It’s the new year, and a great time to reflect on the previous year while planning for the next in the form of New Year’s resolutions. Though we don’t need a special occasion to set a goal, the beginning of the year provides us with an easy, measurable timeframe for progress and achievement. The practice of setting of New Year’s resolutions goes back to the 1600s, but the idea of setting—and failing to keep—New Year’s resolutions was already widely satirized at the beginning of the 19th century (Merriam-Webster, 2022).
In the Japanese culture, one way people celebrate the New Year is with Kazikome: This is the “first writing” of the new year, on 2 January, in beautiful calligraphy paintings of an auspicious single word. My own children, this year, chose the words positivity and empathy. The idea of choosing one word to focus on for the new year has recently become increasingly popular in some countries, in part because it’s much easier to adhere to a broad idea than a narrow objective. Help your students cultivate a growth mindset this year by setting a simple goal for 2023: Focus on one word. A single-word resolution can
- provide you with guidance as you navigate challenges throughout the year,
- serve as a reminder of your values and intentions, and
- offer some flexibility when pursuing specific goals.
This is a great beginning of the year activity that works for all ages and levels, for both students and for teacher professional development. (If you want to use this activity with your staff, simply replace every instance of students or learners with teachers.) It’s also a great task for multilingual learners of English because they can focus on a limited set of related vocabulary, work with their classmates, and practice multiple skills.
Begin by asking your learners how they celebrate the new year with their families or in their cultures. What traditions do they observe? Then, provide some background on New Year’s resolutions, if necessary. Here are some good places to start, depending on your students’ English proficiency levels:
- The History of New Year’s Resolutions (History.com)
- Why Do We Make New Year’s Resolutions? (The Washington Post)
- The Psychology Behind New Year’s Resolutions (WebMD)
Note: If you need to provide the text at multiple levels, or your learners have emerging proficiency, plug it into Rewordify or TextCompactor to create simplified versions of your text.
Model the process of choosing a meaningful word.
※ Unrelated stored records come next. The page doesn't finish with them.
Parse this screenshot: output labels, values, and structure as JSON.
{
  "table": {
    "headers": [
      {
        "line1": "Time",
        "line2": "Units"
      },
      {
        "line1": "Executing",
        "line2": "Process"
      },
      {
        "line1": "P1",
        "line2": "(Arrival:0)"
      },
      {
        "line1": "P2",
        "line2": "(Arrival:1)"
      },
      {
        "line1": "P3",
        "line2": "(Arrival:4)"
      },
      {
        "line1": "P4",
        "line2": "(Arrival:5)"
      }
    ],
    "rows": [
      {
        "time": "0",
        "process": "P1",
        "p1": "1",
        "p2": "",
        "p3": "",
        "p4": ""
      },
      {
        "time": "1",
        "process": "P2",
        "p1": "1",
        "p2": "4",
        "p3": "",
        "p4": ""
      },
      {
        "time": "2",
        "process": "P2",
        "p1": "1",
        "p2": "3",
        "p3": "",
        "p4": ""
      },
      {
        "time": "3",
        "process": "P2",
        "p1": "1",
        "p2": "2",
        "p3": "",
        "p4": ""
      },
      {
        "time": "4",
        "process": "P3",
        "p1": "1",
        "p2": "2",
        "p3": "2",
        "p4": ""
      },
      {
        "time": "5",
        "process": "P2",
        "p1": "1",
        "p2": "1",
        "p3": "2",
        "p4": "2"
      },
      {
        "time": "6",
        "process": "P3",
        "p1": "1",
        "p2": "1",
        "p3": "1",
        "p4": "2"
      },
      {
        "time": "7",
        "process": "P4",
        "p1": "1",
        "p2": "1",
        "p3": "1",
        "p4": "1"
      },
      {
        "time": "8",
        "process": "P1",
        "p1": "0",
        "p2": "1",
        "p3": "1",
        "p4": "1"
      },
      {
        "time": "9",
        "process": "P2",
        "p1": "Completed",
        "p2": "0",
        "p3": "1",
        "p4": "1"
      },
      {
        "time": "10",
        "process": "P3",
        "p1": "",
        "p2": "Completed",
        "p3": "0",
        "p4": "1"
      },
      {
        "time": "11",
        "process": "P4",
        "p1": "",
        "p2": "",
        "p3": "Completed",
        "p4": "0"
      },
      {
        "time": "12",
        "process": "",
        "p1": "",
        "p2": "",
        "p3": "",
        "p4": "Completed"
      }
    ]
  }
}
Talk openly about the word you’ve chosen for the year, and explain why you chose it, what it means for you, and how you hope it will guide you this year.
Share the poster the students will be making later in the activity so that they know what to expect. Here is my example. Because of my Japanese heritage, I’ve included my chosen word (health) in both Japanese and English. I then used the different sections to
- define the word, using definitions I liked;
- describe why I chose the word and how I plan for it to affect my choices;
- draw motivating and related pictures; and
- write out specific phrases related to the word and my goals.
Have Students Brainstorm
Next, have students decide what they want to focus on this year. Do they want to focus their year on reflection? Positivity? Change? Connection? Here are some good words to get started with; you can write some of these on the board to get students started:
|Change Words||Connection Words||Self-Care Words||Positivity Words|
Break your students into groups and have them brainstorm their own words. They should be free to use words in their home or preferred language. Also be sure they have access to dictionaries.
After about 5 minutes, regroup and have students report out what they’ve chosen and why. Alternatively, you can allow students to choose three words that appeal to them and, for homework, have them think about which one they want to select. In the next class meeting, students can talk about their chosen word in small groups.
Put It On Paper
For a final activity, have students create a poster focused on their word. (Download the poster worksheet here.) They could include words, pictures, drawings, and so on. If you’d like to make the posters digitally, there are plenty of great digital poster makers out there (try Canva, Visme, or Piktochart).
Here are some activities to try once your students have finished their poster:
- Practice the future tense (I will…, I plan to…, I am going to…)
- Introduce idioms related to the new year and making resolutions for future growth, such as:
- Turn over a new leaf
- Ring in the new year
- Out with the old, in with the new
- To stick to [something]
- To kick off the new year
- Practice speaking by breaking students into small groups. Have them each speak for 1 minute, without stopping, about their word—why they chose it, how they hope it guides their choices this year, and so on.
- Have student pairs interview each other about their word. Then, have each partner report to the class what they learned.
Do you have other new year activities you use successfully with your multilingual learners of English? Please share in the comments, below!
Merriam-Webster.com. (2022). New year’s resolutions: A pretty old practice. https://www.merriam-webster.com/words-at-play/when-did-new-years-resolutions-start